» WORK ITEM
For each line in the data that includes "animation", make a copy.
--- LISTED RECORDS ---
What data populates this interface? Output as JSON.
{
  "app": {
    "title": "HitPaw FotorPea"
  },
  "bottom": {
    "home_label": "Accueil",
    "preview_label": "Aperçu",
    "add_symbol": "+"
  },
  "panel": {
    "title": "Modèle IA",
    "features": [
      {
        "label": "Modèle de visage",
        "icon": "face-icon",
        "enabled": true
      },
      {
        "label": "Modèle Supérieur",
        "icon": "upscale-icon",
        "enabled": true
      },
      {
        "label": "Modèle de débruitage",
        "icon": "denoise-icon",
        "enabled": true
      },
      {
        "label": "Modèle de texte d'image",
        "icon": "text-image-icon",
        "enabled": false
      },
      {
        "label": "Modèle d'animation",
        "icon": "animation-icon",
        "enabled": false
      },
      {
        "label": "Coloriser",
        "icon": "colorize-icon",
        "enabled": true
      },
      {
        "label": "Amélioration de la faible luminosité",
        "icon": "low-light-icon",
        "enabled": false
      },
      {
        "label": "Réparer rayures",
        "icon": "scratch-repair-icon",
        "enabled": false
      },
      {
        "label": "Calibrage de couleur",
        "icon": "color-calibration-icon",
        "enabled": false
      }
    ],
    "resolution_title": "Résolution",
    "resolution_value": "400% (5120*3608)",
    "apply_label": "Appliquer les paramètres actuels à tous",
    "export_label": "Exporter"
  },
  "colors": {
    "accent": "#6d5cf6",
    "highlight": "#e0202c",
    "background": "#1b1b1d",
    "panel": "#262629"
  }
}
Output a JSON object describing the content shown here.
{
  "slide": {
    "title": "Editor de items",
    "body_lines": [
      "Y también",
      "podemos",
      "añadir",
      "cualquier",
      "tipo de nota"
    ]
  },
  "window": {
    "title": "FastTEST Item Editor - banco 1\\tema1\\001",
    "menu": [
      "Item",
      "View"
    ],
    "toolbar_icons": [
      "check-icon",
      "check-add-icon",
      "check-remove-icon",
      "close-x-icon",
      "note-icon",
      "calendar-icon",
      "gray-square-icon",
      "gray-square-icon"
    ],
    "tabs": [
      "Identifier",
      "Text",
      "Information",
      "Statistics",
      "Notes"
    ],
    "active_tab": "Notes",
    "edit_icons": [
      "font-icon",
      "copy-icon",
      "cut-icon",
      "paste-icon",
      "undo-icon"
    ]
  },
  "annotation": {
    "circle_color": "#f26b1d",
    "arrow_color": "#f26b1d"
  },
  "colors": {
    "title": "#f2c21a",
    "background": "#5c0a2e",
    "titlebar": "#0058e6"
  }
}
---
» RESPONSE BOX
        "label": "Modèle d'animation",
        "icon": "animation-icon",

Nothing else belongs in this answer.